*Records for this exercise*:
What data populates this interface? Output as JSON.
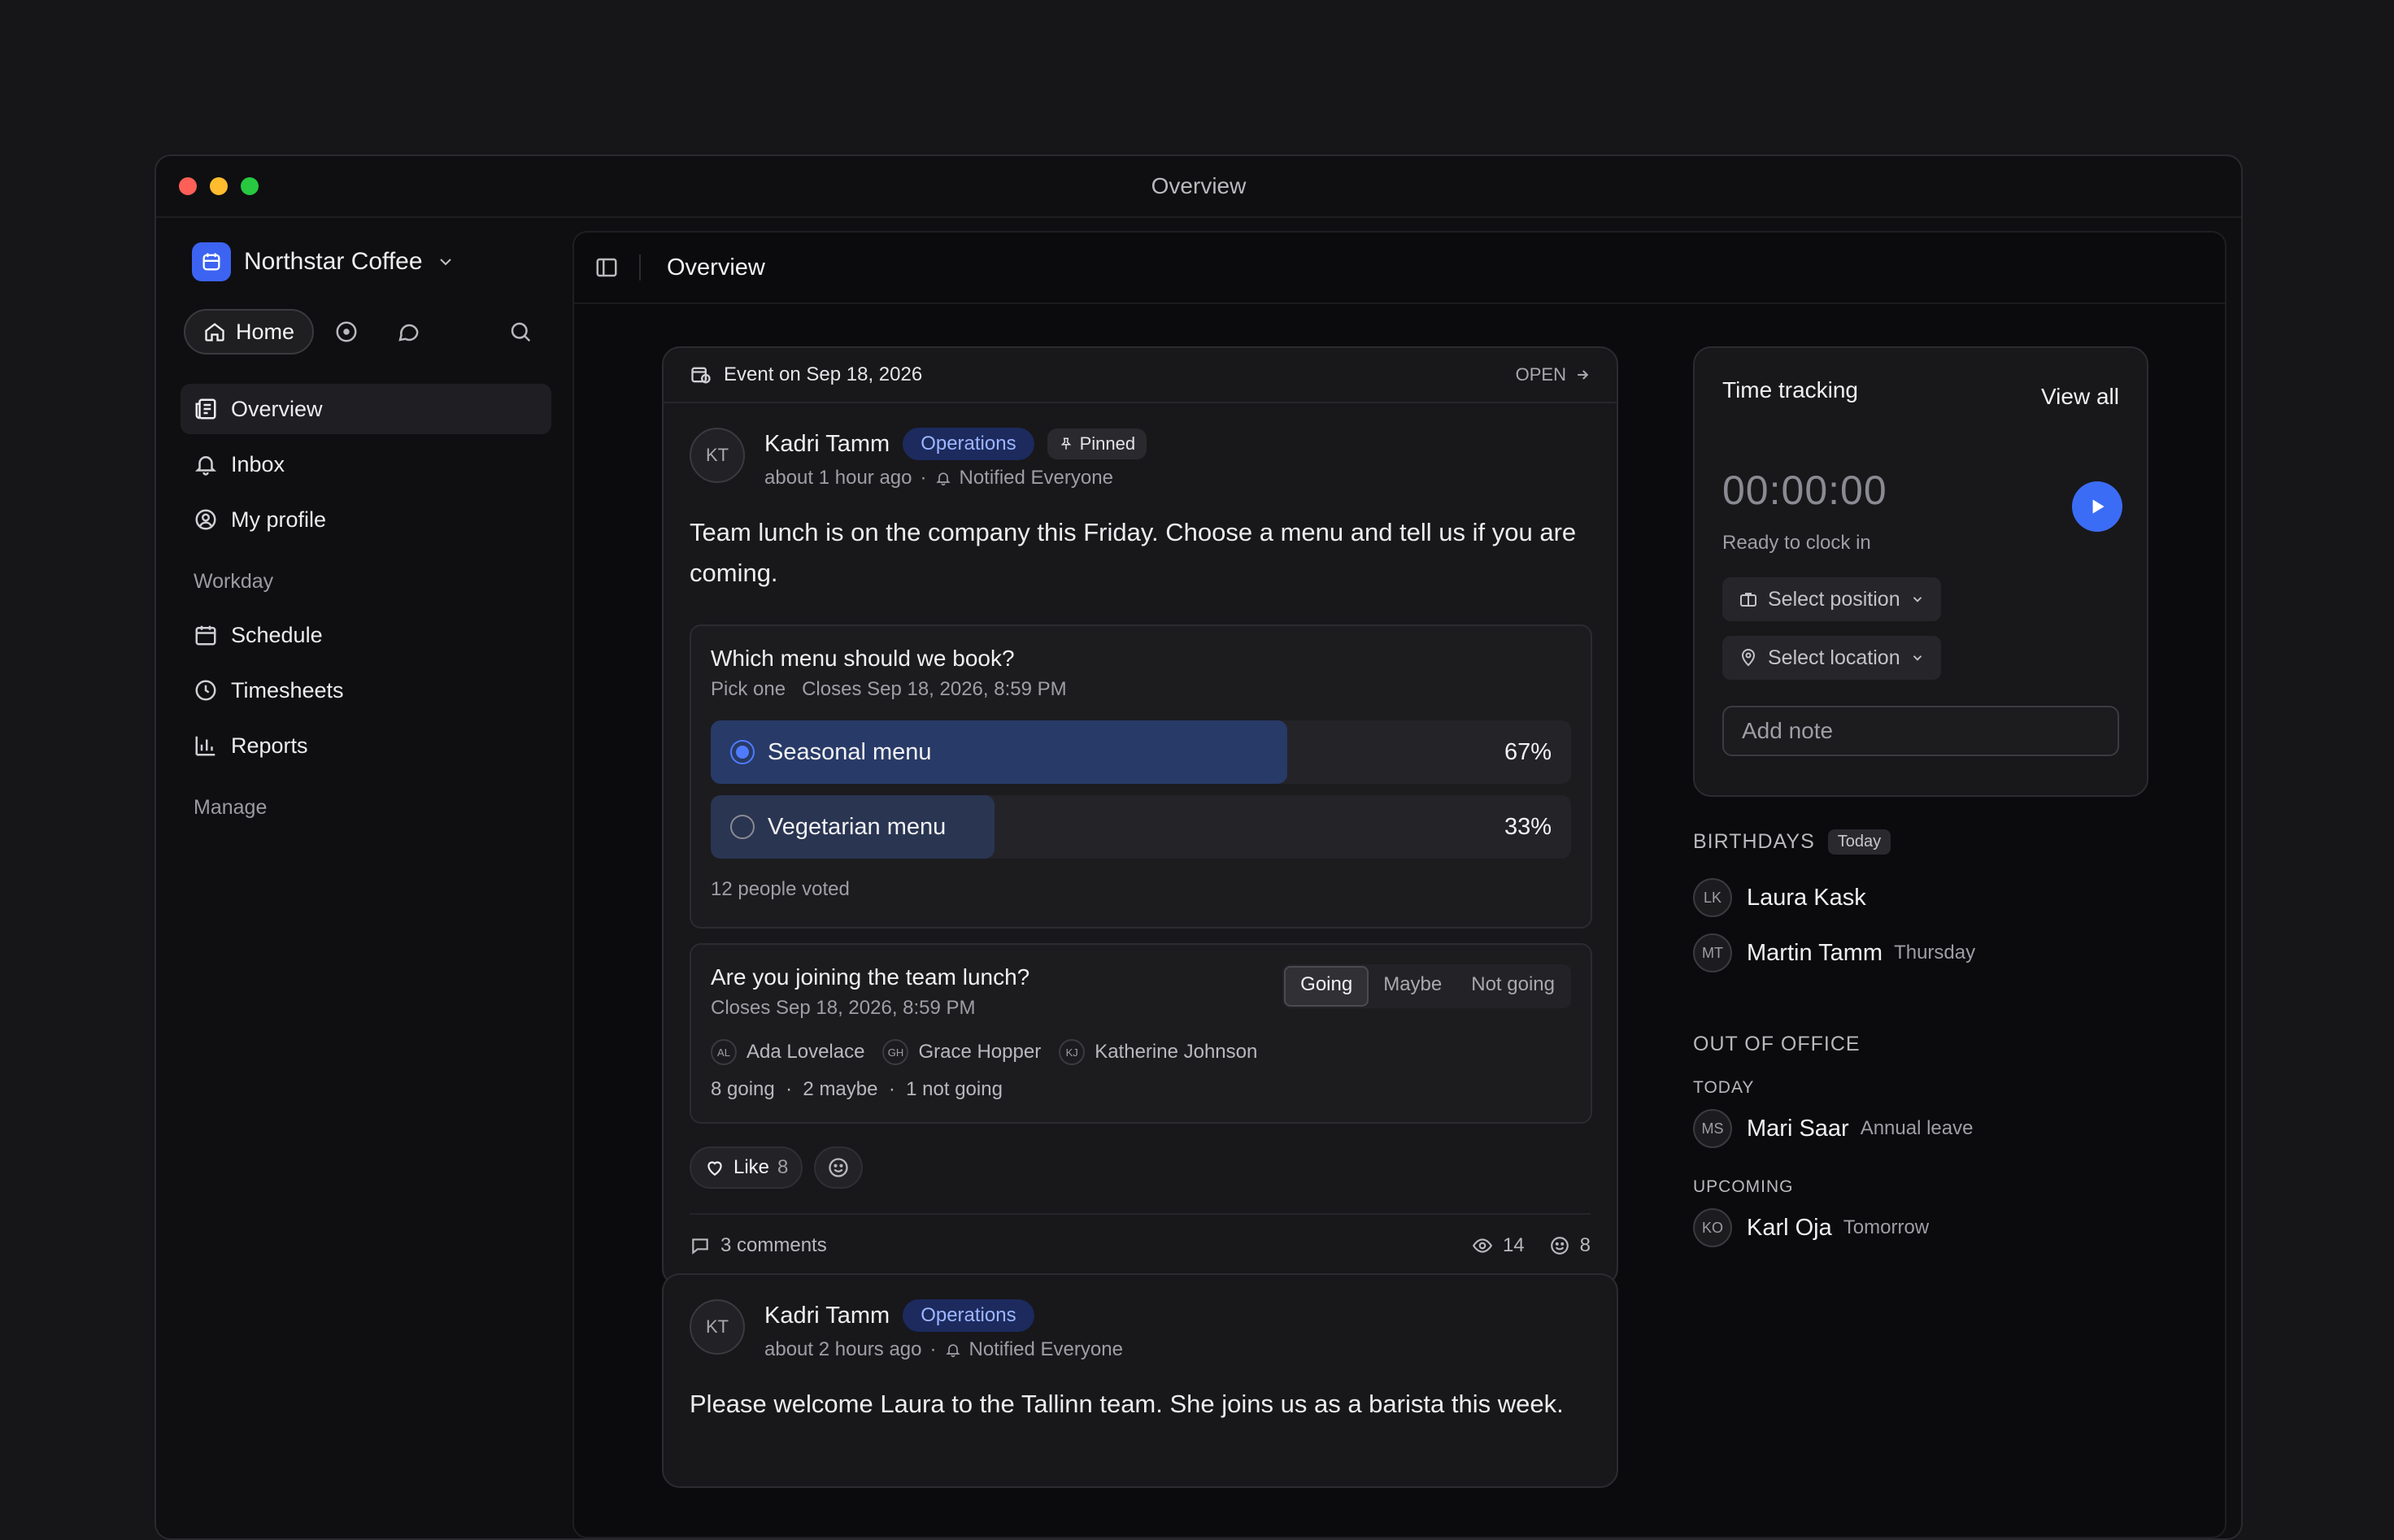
{
  "window": {
    "title": "Overview"
  },
  "sidebar": {
    "org_name": "Northstar Coffee",
    "home_label": "Home",
    "nav": [
      {
        "label": "Overview"
      },
      {
        "label": "Inbox"
      },
      {
        "label": "My profile"
      }
    ],
    "workday_title": "Workday",
    "workday": [
      {
        "label": "Schedule"
      },
      {
        "label": "Timesheets"
      },
      {
        "label": "Reports"
      }
    ],
    "manage_title": "Manage"
  },
  "main": {
    "breadcrumb": "Overview"
  },
  "post1": {
    "event_label": "Event on Sep 18, 2026",
    "open_label": "OPEN",
    "author_initials": "KT",
    "author": "Kadri Tamm",
    "team": "Operations",
    "pinned": "Pinned",
    "time": "about 1 hour ago",
    "notified": "Notified Everyone",
    "text": "Team lunch is on the company this Friday. Choose a menu and tell us if you are coming.",
    "poll": {
      "question": "Which menu should we book?",
      "mode": "Pick one",
      "closes": "Closes Sep 18, 2026, 8:59 PM",
      "options": [
        {
          "label": "Seasonal menu",
          "percent": "67%",
          "fraction": 0.67,
          "selected": true
        },
        {
          "label": "Vegetarian menu",
          "percent": "33%",
          "fraction": 0.33,
          "selected": false
        }
      ],
      "votes": "12 people voted"
    },
    "rsvp": {
      "question": "Are you joining the team lunch?",
      "closes": "Closes Sep 18, 2026, 8:59 PM",
      "choices": [
        "Going",
        "Maybe",
        "Not going"
      ],
      "selected": "Going",
      "attendees": [
        {
          "initials": "AL",
          "name": "Ada Lovelace"
        },
        {
          "initials": "GH",
          "name": "Grace Hopper"
        },
        {
          "initials": "KJ",
          "name": "Katherine Johnson"
        }
      ],
      "going": "8 going",
      "maybe": "2 maybe",
      "not_going": "1 not going"
    },
    "like_label": "Like",
    "like_count": "8",
    "comments": "3 comments",
    "views": "14",
    "reactions": "8"
  },
  "post2": {
    "author_initials": "KT",
    "author": "Kadri Tamm",
    "team": "Operations",
    "time": "about 2 hours ago",
    "notified": "Notified Everyone",
    "text": "Please welcome Laura to the Tallinn team. She joins us as a barista this week."
  },
  "time_tracking": {
    "title": "Time tracking",
    "view_all": "View all",
    "timer": "00:00:00",
    "status": "Ready to clock in",
    "position_placeholder": "Select position",
    "location_placeholder": "Select location",
    "note_placeholder": "Add note"
  },
  "birthdays": {
    "title": "BIRTHDAYS",
    "badge": "Today",
    "people": [
      {
        "initials": "LK",
        "name": "Laura Kask",
        "note": ""
      },
      {
        "initials": "MT",
        "name": "Martin Tamm",
        "note": "Thursday"
      }
    ]
  },
  "out_of_office": {
    "title": "OUT OF OFFICE",
    "today_label": "TODAY",
    "today": [
      {
        "initials": "MS",
        "name": "Mari Saar",
        "note": "Annual leave"
      }
    ],
    "upcoming_label": "UPCOMING",
    "upcoming": [
      {
        "initials": "KO",
        "name": "Karl Oja",
        "note": "Tomorrow"
      }
    ]
  },
  "colors": {
    "accent": "#3b6cf5",
    "team_badge_bg": "#1c2a5e",
    "team_badge_text": "#9db6ff"
  }
}
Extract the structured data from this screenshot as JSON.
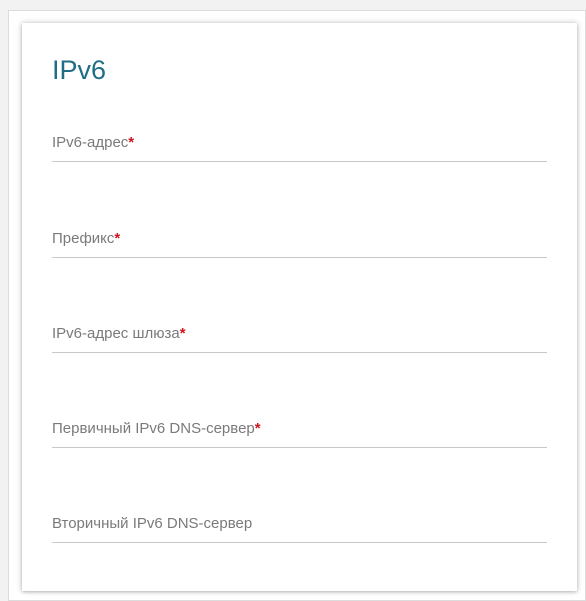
{
  "section": {
    "title": "IPv6"
  },
  "fields": [
    {
      "label": "IPv6-адрес",
      "required_mark": "*",
      "value": ""
    },
    {
      "label": "Префикс",
      "required_mark": "*",
      "value": ""
    },
    {
      "label": "IPv6-адрес шлюза",
      "required_mark": "*",
      "value": ""
    },
    {
      "label": "Первичный IPv6 DNS-сервер",
      "required_mark": "*",
      "value": ""
    },
    {
      "label": "Вторичный IPv6 DNS-сервер",
      "value": ""
    }
  ],
  "colors": {
    "title": "#1f6e86",
    "label": "#7a7a7a",
    "required": "#d0141c",
    "underline": "#c8c8c8"
  }
}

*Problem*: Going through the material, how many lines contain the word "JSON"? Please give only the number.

*Task solution*: 2